Here are a few food storage tips that will keep your produce fresher, longer:
- Berries, cherries, and grapes should be refrigerated.
- Bananas should be kept away from other fruits since they release a gas that can cause other fruits to ripen too quickly.
- Wash and dry leafy greens, then store them in a plastic bag or sealed container in the refrigerator.
- If they’re starting to go bad, move them into the freezer to use in sauces, soups, or smoothies.
- Store root vegetables such as carrots, potatoes, and onions in a cool, dark, and dry place like a pantry or cellar.
- Tomatoes and avocados should be kept at room temperature until they are ripe, then they can be refrigerated to extend their shelf life.
- Broccoli, cauliflower, and bell peppers should be stored in a plastic bag or container in the refrigerator.
And when all else fails, freeze it!
Groceries are expensive — but as a vegan, you’re better off than you might think
Not to be a Negative Nancy, but chances are these high prices aren’t going away anytime soon.
It’s time we adjust.
With a little extra planning and care, a plant-based diet can be a great way to save money at the grocery store.
Win 6 months of free groceries
What’s better than saving money on groceries?
Getting them for free!
Plant Based News has partnered with Complement, No Meat Athlete, and High Carb Hannah to create the Plant-Powered Grocery Sweepstakes, where we’re giving away six months of fresh groceries for you and your family, plus cookbooks, meal plans, and a massive Complement nutrient bundle. It’s over $7,900 worth of prizes, and could be yours, absolutely free!
Click here to join the sweepstakes before May 24, 2023 — no purchase necessary! Please note only residents of the United States are eligible.

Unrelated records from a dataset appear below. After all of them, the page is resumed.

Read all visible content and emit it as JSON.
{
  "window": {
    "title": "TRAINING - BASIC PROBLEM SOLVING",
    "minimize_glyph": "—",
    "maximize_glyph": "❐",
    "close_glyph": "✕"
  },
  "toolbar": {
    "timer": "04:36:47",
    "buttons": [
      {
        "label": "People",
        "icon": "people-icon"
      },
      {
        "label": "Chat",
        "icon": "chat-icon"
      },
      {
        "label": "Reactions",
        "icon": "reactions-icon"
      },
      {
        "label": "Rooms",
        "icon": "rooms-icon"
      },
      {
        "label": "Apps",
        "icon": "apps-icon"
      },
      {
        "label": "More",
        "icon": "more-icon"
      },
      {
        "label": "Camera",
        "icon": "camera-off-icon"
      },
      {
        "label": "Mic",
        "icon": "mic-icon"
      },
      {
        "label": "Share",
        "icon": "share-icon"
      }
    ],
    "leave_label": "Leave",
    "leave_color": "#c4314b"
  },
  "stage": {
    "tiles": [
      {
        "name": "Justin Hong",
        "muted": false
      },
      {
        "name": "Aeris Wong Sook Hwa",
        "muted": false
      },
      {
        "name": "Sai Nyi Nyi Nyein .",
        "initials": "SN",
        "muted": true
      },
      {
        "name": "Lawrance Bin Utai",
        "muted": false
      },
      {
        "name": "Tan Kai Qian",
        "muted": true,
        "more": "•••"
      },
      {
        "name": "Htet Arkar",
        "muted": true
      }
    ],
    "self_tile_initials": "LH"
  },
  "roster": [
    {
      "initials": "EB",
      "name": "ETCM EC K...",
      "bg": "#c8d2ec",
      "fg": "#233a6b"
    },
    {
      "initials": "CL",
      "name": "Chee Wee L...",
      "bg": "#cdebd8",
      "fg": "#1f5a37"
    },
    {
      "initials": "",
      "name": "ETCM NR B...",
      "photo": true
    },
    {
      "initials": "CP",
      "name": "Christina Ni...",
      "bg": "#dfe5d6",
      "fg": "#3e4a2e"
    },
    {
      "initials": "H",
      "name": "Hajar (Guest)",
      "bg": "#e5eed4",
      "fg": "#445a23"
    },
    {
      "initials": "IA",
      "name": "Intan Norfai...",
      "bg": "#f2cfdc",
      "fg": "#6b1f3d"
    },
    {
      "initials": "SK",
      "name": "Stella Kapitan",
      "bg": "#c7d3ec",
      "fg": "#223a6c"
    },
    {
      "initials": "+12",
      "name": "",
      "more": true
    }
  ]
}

* This content is part of a branded partnership. Funds from this article help Plant Based News continue to provide millions of people around the world with free content they know and love. We only work with brands we support and use ourselves.